Anaphylaxis

Anaphylaxis is a topic covered in the 5-Minute Pediatric Consult.

To view the entire topic, please or purchase a subscription.

Pediatrics Central™ is an all-in-one application that puts valuable medical information, via your mobile device or the web, in the hands of clinicians treating infants, children, and adolescents. Explore these free sample topics:

Pediatrics Central

-- The first section of this topic is shown below --

Basics

Description

  • Anaphylaxis is a serious, life-threatening, systemic allergic reaction that is rapid in onset and is a result of mast cell and basophil activation and degranulation.
  • Skin and mucosal symptoms such as flushing, itching, urticaria, or angioedema are present in 80–90% of patients with anaphylaxis. However, absence of skin findings does not exclude anaphylaxis.
  • In fatal anaphylaxis, initial signs and symptoms may include respiratory distress without urticaria resulting in delayed diagnosis and treatment.

Epidemiology

  • Rate of occurrence appears to be increasing.
  • Estimated to be fatal in 0.7–2% of cases

Risk Factors

Genetics

There are few studies of genetic factors in human anaphylaxis; however, individuals with a previous history of anaphylaxis or a history of atopy are at increased risk for future anaphylaxis episodes.

Pathophysiology

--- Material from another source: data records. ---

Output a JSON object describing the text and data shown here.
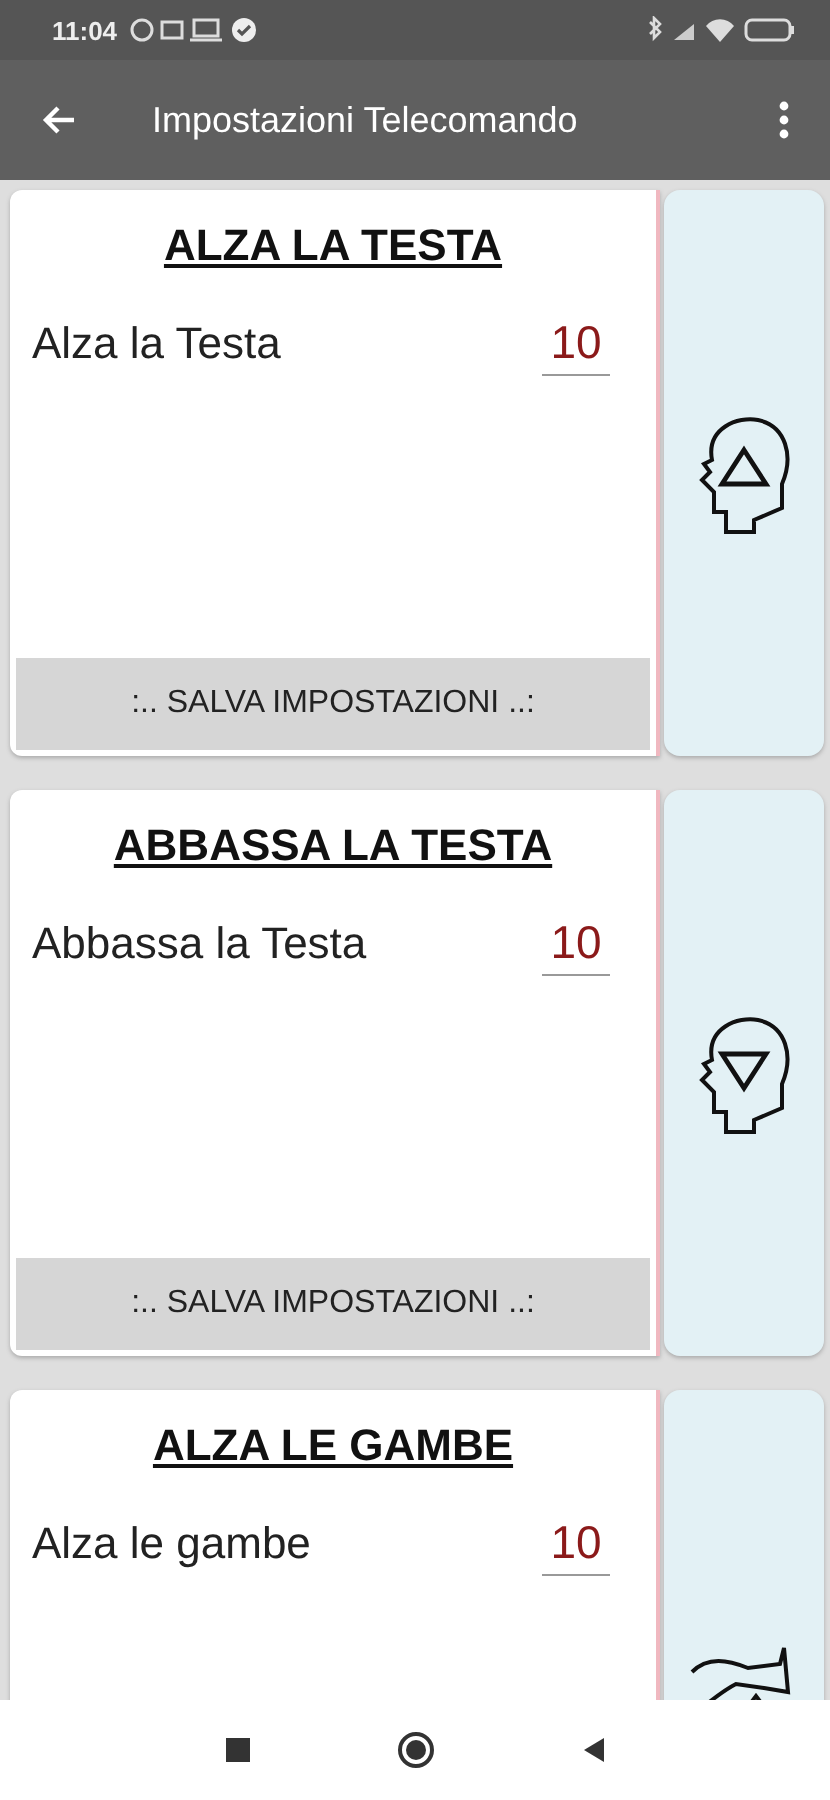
{
  "status_bar": {
    "time": "11:04"
  },
  "app_bar": {
    "title": "Impostazioni Telecomando"
  },
  "cards": [
    {
      "title": "ALZA LA TESTA",
      "label": "Alza la Testa",
      "value": "10",
      "save_button": ":.. SALVA IMPOSTAZIONI ..:",
      "kind": "head-up"
    },
    {
      "title": "ABBASSA LA TESTA",
      "label": "Abbassa la Testa",
      "value": "10",
      "save_button": ":.. SALVA IMPOSTAZIONI ..:",
      "kind": "head-down"
    },
    {
      "title": "ALZA LE GAMBE",
      "label": "Alza le gambe",
      "value": "10",
      "kind": "legs-up"
    }
  ]
}
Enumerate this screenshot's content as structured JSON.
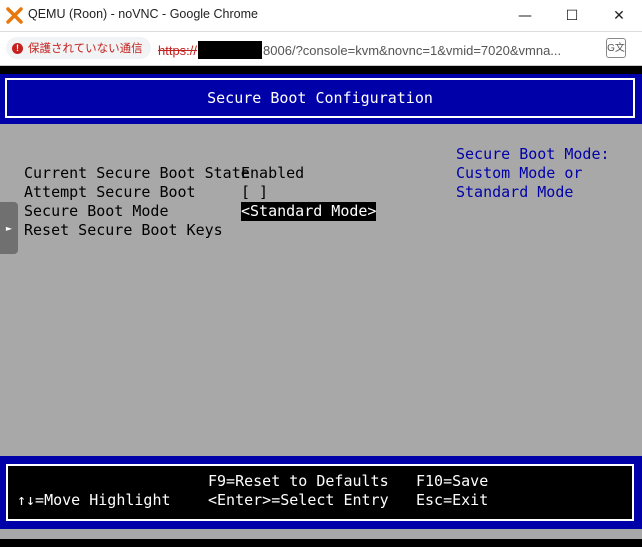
{
  "window": {
    "title": "QEMU (Roon) - noVNC - Google Chrome",
    "minimize_glyph": "—",
    "maximize_glyph": "☐",
    "close_glyph": "✕"
  },
  "address_bar": {
    "security_label": "保護されていない通信",
    "url_scheme": "https://",
    "url_rest": "8006/?console=kvm&novnc=1&vmid=7020&vmna...",
    "translate_icon": "translate-icon"
  },
  "bios": {
    "title": "Secure Boot Configuration",
    "settings": [
      {
        "label": "Current Secure Boot State",
        "value": "Enabled"
      },
      {
        "label": "Attempt Secure Boot",
        "value": "[ ]"
      },
      {
        "label": "Secure Boot Mode",
        "value": "<Standard Mode>"
      },
      {
        "label": "Reset Secure Boot Keys",
        "value": ""
      }
    ],
    "help": [
      "Secure Boot Mode:",
      "Custom Mode or",
      "Standard Mode"
    ],
    "keys": {
      "reset_defaults": "F9=Reset to Defaults",
      "save": "F10=Save",
      "move_highlight": "↑↓=Move Highlight",
      "select_entry": "<Enter>=Select Entry",
      "exit": "Esc=Exit"
    }
  },
  "side_tab_glyph": "►",
  "colors": {
    "bios_bg": "#a8a8a8",
    "bios_blue": "#0000a8",
    "warning_red": "#c5221f"
  }
}
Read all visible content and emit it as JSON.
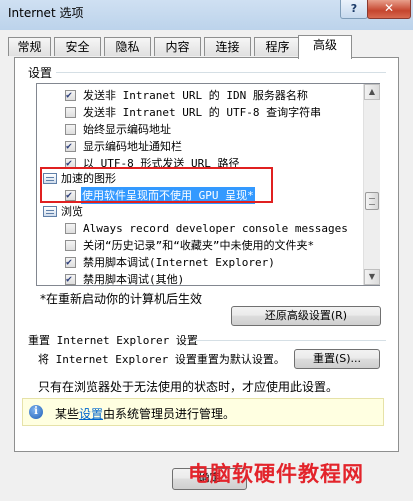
{
  "window": {
    "title": "Internet 选项",
    "help_label": "?",
    "close_label": "✕"
  },
  "tabs": [
    "常规",
    "安全",
    "隐私",
    "内容",
    "连接",
    "程序",
    "高级"
  ],
  "active_tab": "高级",
  "settings": {
    "group_label": "设置",
    "items": [
      {
        "type": "checkbox",
        "checked": true,
        "label": "发送非 Intranet URL 的 IDN 服务器名称"
      },
      {
        "type": "checkbox",
        "checked": false,
        "label": "发送非 Intranet URL 的 UTF-8 查询字符串"
      },
      {
        "type": "checkbox",
        "checked": false,
        "label": "始终显示编码地址"
      },
      {
        "type": "checkbox",
        "checked": true,
        "label": "显示编码地址通知栏"
      },
      {
        "type": "checkbox",
        "checked": true,
        "label": "以 UTF-8 形式发送 URL 路径"
      },
      {
        "type": "category",
        "label": "加速的图形"
      },
      {
        "type": "checkbox",
        "checked": true,
        "label": "使用软件呈现而不使用 GPU 呈现*",
        "selected": true
      },
      {
        "type": "category",
        "label": "浏览"
      },
      {
        "type": "checkbox",
        "checked": false,
        "label": "Always record developer console messages"
      },
      {
        "type": "checkbox",
        "checked": false,
        "label": "关闭“历史记录”和“收藏夹”中未使用的文件夹*"
      },
      {
        "type": "checkbox",
        "checked": true,
        "label": "禁用脚本调试(Internet Explorer)"
      },
      {
        "type": "checkbox",
        "checked": true,
        "label": "禁用脚本调试(其他)"
      }
    ],
    "restart_note": "*在重新启动你的计算机后生效",
    "restore_button": "还原高级设置(R)"
  },
  "reset": {
    "group_label": "重置 Internet Explorer 设置",
    "description": "将 Internet Explorer 设置重置为默认设置。",
    "button": "重置(S)...",
    "note": "只有在浏览器处于无法使用的状态时，才应使用此设置。"
  },
  "info": {
    "prefix": "某些",
    "link": "设置",
    "suffix": "由系统管理员进行管理。"
  },
  "footer": {
    "ok_button": "确定"
  },
  "watermark": "电脑软硬件教程网"
}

  • In anaphylaxis, mast cells and basophils are activated via an IgE-mediated (most common) or non–IgE-mediated mechanism releasing preformed and newly generated mediators of inflammation.
    • Mediators include histamine, tryptase, proteoglycans, leukotrienes, prostaglandins, platelet-activating factor, and cytokines.
    • Local or systemic effects can include increased vascular permeability, vasodilation, smooth muscle contraction, complement activation, and coagulation.
  • IgE-mediated anaphylaxis occurs when IgE is synthesized in response to allergen exposure (sensitization) and becomes fixed to high-affinity IgE receptors located on the surface of mast cells and basophils. Subsequent allergen exposure results in receptor-bound IgE aggregation and cell activation.
  • Non–IgE-mediated anaphylaxis generally results from nonimmune stimulation of mast cells or basophils. Rarely, IgG and complement can be implicated.

Etiology

  • IgE-mediated:
    • Foods (peanut, tree nuts, fish, shellfish, milk, egg, wheat, soy)
    • Medications (antibiotics especially β-lactams, NSAIDs, biologic products)
    • Venoms (usually from stinging insects including fire ants)
    • Latex (direct exposure to natural rubber or ingestion of cross-reacting foods)
    • Other (vaccines, occupational allergens, and rarely inhaled allergens)
  • Non–IgE-mediated:
    • Radiocontrast media (can also trigger IgE-dependent anaphylaxis)
    • Medications (opiates, NSAIDs, dextrans, vancomycin, polymyxin B)
    • Physical stimuli (exercise, cold, heat, sunlight/UV radiation)
    • Ethanol
  • If no identifiable trigger is found, anaphylaxis may be idiopathic in origin.

-- To view the remaining sections of this topic, please or purchase a subscription --